I frequently see multiple systems run in parallel that really should be integrated (e.g., why would one have separate time and access cards?). If you’re going to choose between systems, score them both and compare their relative risks and benefits.
This is a good time to read my previous post about sunk cost bias and risk adjustment.
I propose the following categories and considerations for evaluating systems for sunset:
- How long do you expect to need the system?
- What would you do if you had to replace the system?
- What’s the horizon on the subsystems? (e.g., if it only runs on SPARC, it’s probably time to look at sunsetting it.)
- What if the vendor goes out of business?
- What if there’s some horrific reliability or security problem and you had to take it down?
- Is there any reason you would have to upgrade or modify the system in the foreseeable future to meet some need? If so, what’s the cost and associated risk?
- Data Synergy
- Does the system tie to your strategic data goals?
- How easy is it to import, export, back up, and manipulate data stored in the system?
- Is the system tied to a core competence? (e.g., if your main customer CRM is very siloed, that probably matters a lot more than if your timecard system is).
- Finance and Risk
- Operating and maintenance costs. Don’t forget that periodic downtime has some associated cost, and it’s really not acceptable for any system to be down for, say, 6 hours every night.
- Patch intervals, speed of patch issuance, difficulty, likelihood of breakage.
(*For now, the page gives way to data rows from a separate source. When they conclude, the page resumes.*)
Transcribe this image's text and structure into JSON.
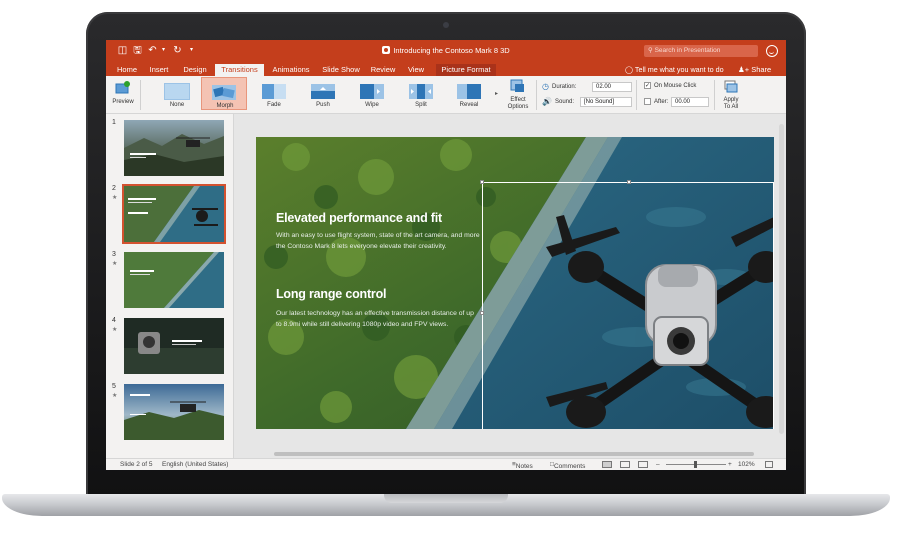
{
  "window": {
    "title": "Introducing the Contoso Mark 8 3D",
    "search_placeholder": "Search in Presentation"
  },
  "tabs": [
    "Home",
    "Insert",
    "Design",
    "Transitions",
    "Animations",
    "Slide Show",
    "Review",
    "View",
    "Picture Format"
  ],
  "active_tab": "Transitions",
  "tell_me": "Tell me what you want to do",
  "share_label": "Share",
  "ribbon": {
    "preview_label": "Preview",
    "transitions": [
      "None",
      "Morph",
      "Fade",
      "Push",
      "Wipe",
      "Split",
      "Reveal"
    ],
    "selected_transition": "Morph",
    "effect_options_line1": "Effect",
    "effect_options_line2": "Options",
    "duration_label": "Duration:",
    "duration_value": "02.00",
    "sound_label": "Sound:",
    "sound_value": "[No Sound]",
    "on_mouse_click_label": "On Mouse Click",
    "on_mouse_click_checked": true,
    "after_label": "After:",
    "after_value": "00.00",
    "apply_all_line1": "Apply",
    "apply_all_line2": "To All"
  },
  "slides": [
    {
      "number": "1",
      "title": "Contoso Mark 8",
      "subtitle": "Creativity unleashed"
    },
    {
      "number": "2",
      "heading": "Elevated performance and fit"
    },
    {
      "number": "3"
    },
    {
      "number": "4"
    },
    {
      "number": "5"
    }
  ],
  "selected_slide": "2",
  "slide": {
    "heading1": "Elevated performance and fit",
    "body1_line1": "With an easy to use flight system, state of the art camera, and more",
    "body1_line2": "the Contoso Mark 8 lets everyone elevate their creativity.",
    "heading2": "Long range control",
    "body2_line1": "Our latest technology has an effective transmission distance of up",
    "body2_line2": "to 8.9mi while still delivering 1080p video and FPV views."
  },
  "status": {
    "slide_info": "Slide 2 of 5",
    "language": "English (United States)",
    "notes": "Notes",
    "comments": "Comments",
    "zoom": "102%"
  },
  "colors": {
    "accent": "#c43e1c",
    "selected": "#f4c3b3"
  }
}
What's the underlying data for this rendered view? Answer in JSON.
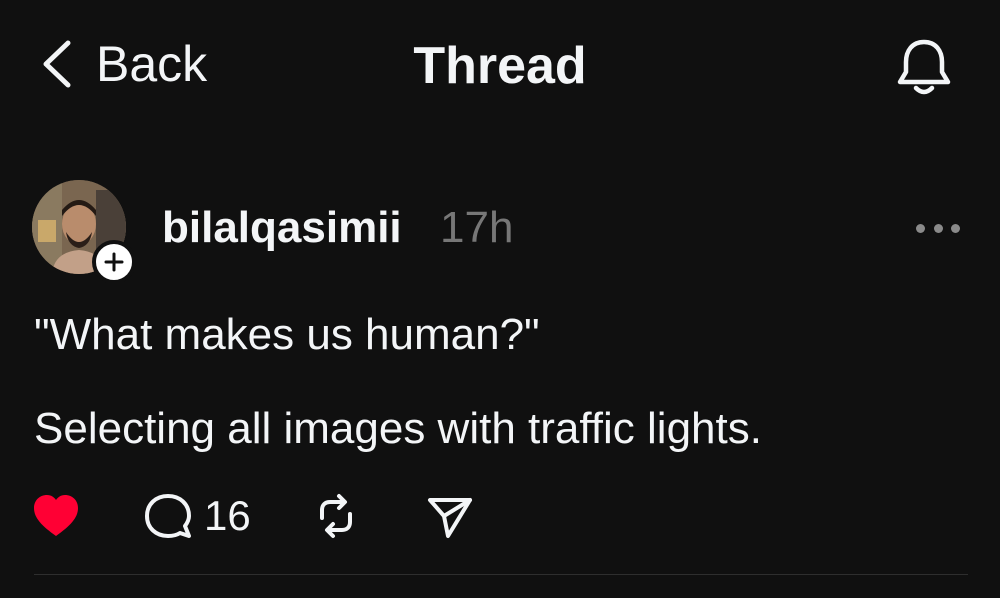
{
  "nav": {
    "back_label": "Back",
    "title": "Thread",
    "back_icon": "chevron-left-icon",
    "bell_icon": "bell-icon"
  },
  "post": {
    "username": "bilalqasimii",
    "timestamp": "17h",
    "lines": [
      "\"What makes us human?\"",
      "Selecting all images with traffic lights."
    ],
    "liked": true,
    "reply_count": "16"
  },
  "colors": {
    "background": "#101010",
    "text": "#f3f5f7",
    "muted": "#777777",
    "like": "#ff0034"
  }
}
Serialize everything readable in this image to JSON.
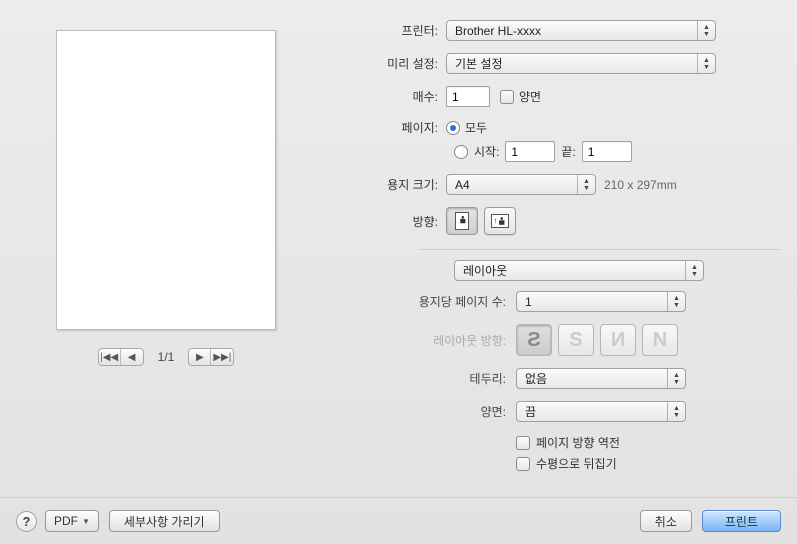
{
  "labels": {
    "printer": "프린터:",
    "preset": "미리 설정:",
    "copies": "매수:",
    "two_sided": "양면",
    "pages": "페이지:",
    "all": "모두",
    "from": "시작:",
    "to": "끝:",
    "paper_size": "용지 크기:",
    "orientation": "방향:",
    "pages_per_sheet": "용지당 페이지 수:",
    "layout_direction": "레이아웃 방향:",
    "border": "테두리:",
    "duplex": "양면:",
    "reverse_orientation": "페이지 방향 역전",
    "flip_horizontal": "수평으로 뒤집기"
  },
  "values": {
    "printer": "Brother HL-xxxx",
    "preset": "기본 설정",
    "copies": "1",
    "pages_from": "1",
    "pages_to": "1",
    "paper_size": "A4",
    "paper_dim": "210 x 297mm",
    "section": "레이아웃",
    "pages_per_sheet": "1",
    "border": "없음",
    "duplex": "끔"
  },
  "page_counter": "1/1",
  "footer": {
    "pdf": "PDF",
    "hide_details": "세부사항 가리기",
    "cancel": "취소",
    "print": "프린트",
    "help": "?"
  }
}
- How does the system score for PCI and other security frameworks?
- Does the system integrate nicely with both your core systems and your customers’?
- Does the system support accretive data?